Thousands of people around the world signed a petition against Delta's ban, which went into effect on July 10. The airline prohibited all pit bull-type dogs from flying on their planes as service or support animals. Now, the company is facing backlash worldwide.
At Mineta San Jose International Airport, a professional service dog trainer said he understands the airline’s pit bull concerns but blames owners for skipping the right kind of training. It's not the breed, he said.
U.S. & World
News from around the country and around the globe
"Pit bulls are not more dangerous than other dogs," said Franck Kangah, a professional dog trainer. "I've seen little dogs that were more dangerous than other pit bulls."
A petition on Care2.com has gathered more than 100,000 signatures to fight Delta’s ban.
The U.S. Department of Transportation told NBC Bay Area "a limitation based exclusively on breed of the service animal is not allowed under the department’s Air Carrier Access Act."
Gisselle Nuñez, the owner of a full-breed, blue nose pit bull named Murphy, says the Delta ban gives the breed a unwarranted bad wrap.
"The question is, Delta Airlines: What is your criteria for banning this particular breed?" Nunez said. "Show us the research, show us the facts, but don’t perpetuate negative perceptions."

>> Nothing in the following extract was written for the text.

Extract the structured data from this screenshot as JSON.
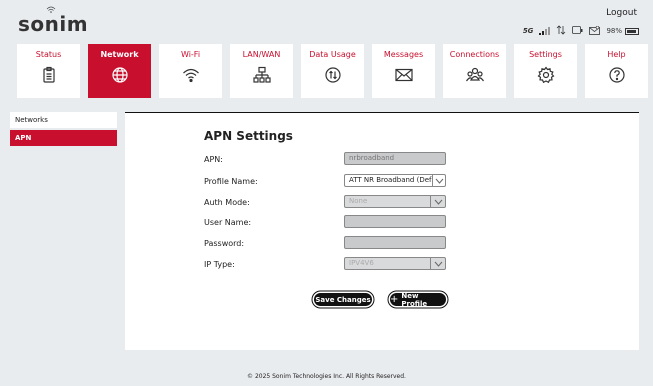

The airline has reported that some of its employees were bitten by pit bulls on flights.
Kangah, who trained Murphy for 10 months, said he understands Delta’s concern but argues it’s the owners’ fault for failing to put the dogs through the right training.
"Without the proper training, like true, proper training of a service animal, you’ll have accidents like that of a dog biting another dog or even a dog pottying inside a plane," Kangah said. "If you see the obedience, you automatically know, that is a service dog. You can see the difference between a really trained service dog and not a true service dog."
Delta Airlines did not reply to questions about what type of facts or research it used to make the ban decision.
Southwest Airlines does not restrict pit bulls on its flights, the company said in an email to NBC. JetBlue doesn’t address specific breeds within its pet or service animal policies.
Pit bulls cannot be brought onto American Airlines planes as checked luggage but are allowed to be on the company’s planes as service animals or paid pets, a company spokesman said.
The Department of Transportation (DOT) says it is looking into possibly changing the rules for service animals on flights and has received more than 4,000 public comments on the issue.
Right now, airlines can refuse service animals if "there are factors precluding the animal from traveling in the cabin of the aircraft." Such factors include the animal's size and weight, whether the animal would pose a threat to the health and safety of other passengers and whether it would cause a significant disruption of cabin service, the DOT said.
—Scott Gelman contributed to this story